*** DATA IN THIS EXERCISE Section Begins ***

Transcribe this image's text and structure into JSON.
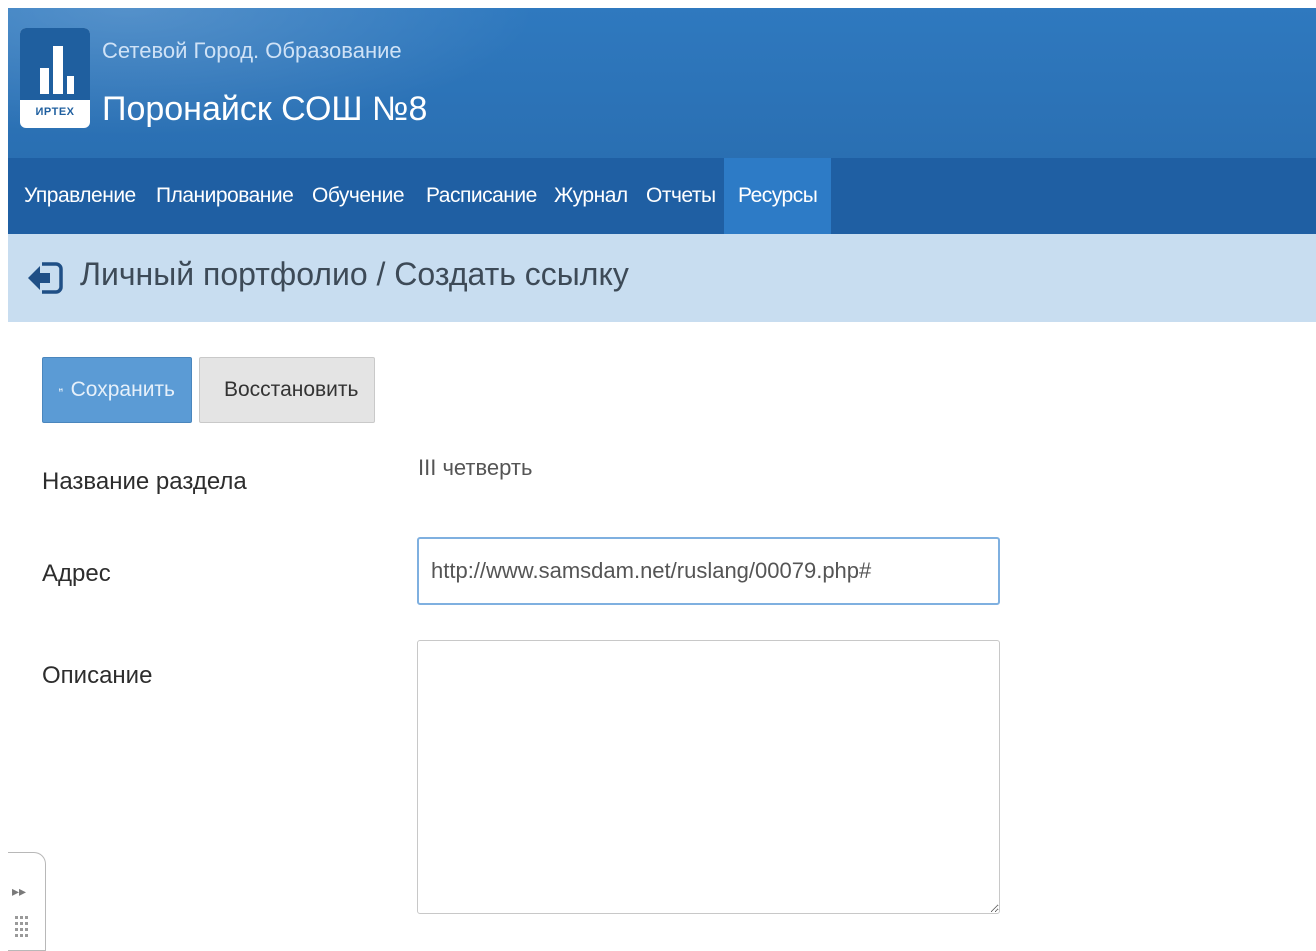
{
  "header": {
    "app_name": "Сетевой Город. Образование",
    "school_name": "Поронайск СОШ №8",
    "logo_text": "ИРТЕХ"
  },
  "nav": {
    "items": [
      {
        "label": "Управление"
      },
      {
        "label": "Планирование"
      },
      {
        "label": "Обучение"
      },
      {
        "label": "Расписание"
      },
      {
        "label": "Журнал"
      },
      {
        "label": "Отчеты"
      },
      {
        "label": "Ресурсы",
        "active": true
      }
    ]
  },
  "page": {
    "title": "Личный портфолио / Создать ссылку",
    "back_icon": "back-arrow-icon"
  },
  "toolbar": {
    "save_label": "Сохранить",
    "restore_label": "Восстановить"
  },
  "form": {
    "section_label": "Название раздела",
    "section_value": "III четверть",
    "address_label": "Адрес",
    "address_value": "http://www.samsdam.net/ruslang/00079.php#",
    "description_label": "Описание",
    "description_value": ""
  },
  "colors": {
    "header": "#2f79bf",
    "navbar": "#1f5fa3",
    "nav_active": "#2d7bc6",
    "titlebar": "#c8ddf0",
    "save_button": "#5b9bd5",
    "restore_button": "#e4e4e4"
  }
}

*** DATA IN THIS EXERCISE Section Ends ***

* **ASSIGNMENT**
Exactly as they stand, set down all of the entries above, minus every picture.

* **TASK SOLUTION**
Transcribe this image's text and structure into JSON.
{
  "header": {
    "app_name": "Сетевой Город. Образование",
    "school_name": "Поронайск СОШ №8",
    "logo_text": "ИРТЕХ"
  },
  "nav": {
    "items": [
      {
        "label": "Управление"
      },
      {
        "label": "Планирование"
      },
      {
        "label": "Обучение"
      },
      {
        "label": "Расписание"
      },
      {
        "label": "Журнал"
      },
      {
        "label": "Отчеты"
      },
      {
        "label": "Ресурсы",
        "active": true
      }
    ]
  },
  "page": {
    "title": "Личный портфолио / Создать ссылку",
    "back_icon": "back-arrow-icon"
  },
  "toolbar": {
    "save_label": "Сохранить",
    "restore_label": "Восстановить"
  },
  "form": {
    "section_label": "Название раздела",
    "section_value": "III четверть",
    "address_label": "Адрес",
    "address_value": "http://www.samsdam.net/ruslang/00079.php#",
    "description_label": "Описание",
    "description_value": ""
  },
  "colors": {
    "header": "#2f79bf",
    "navbar": "#1f5fa3",
    "nav_active": "#2d7bc6",
    "titlebar": "#c8ddf0",
    "save_button": "#5b9bd5",
    "restore_button": "#e4e4e4"
  }
}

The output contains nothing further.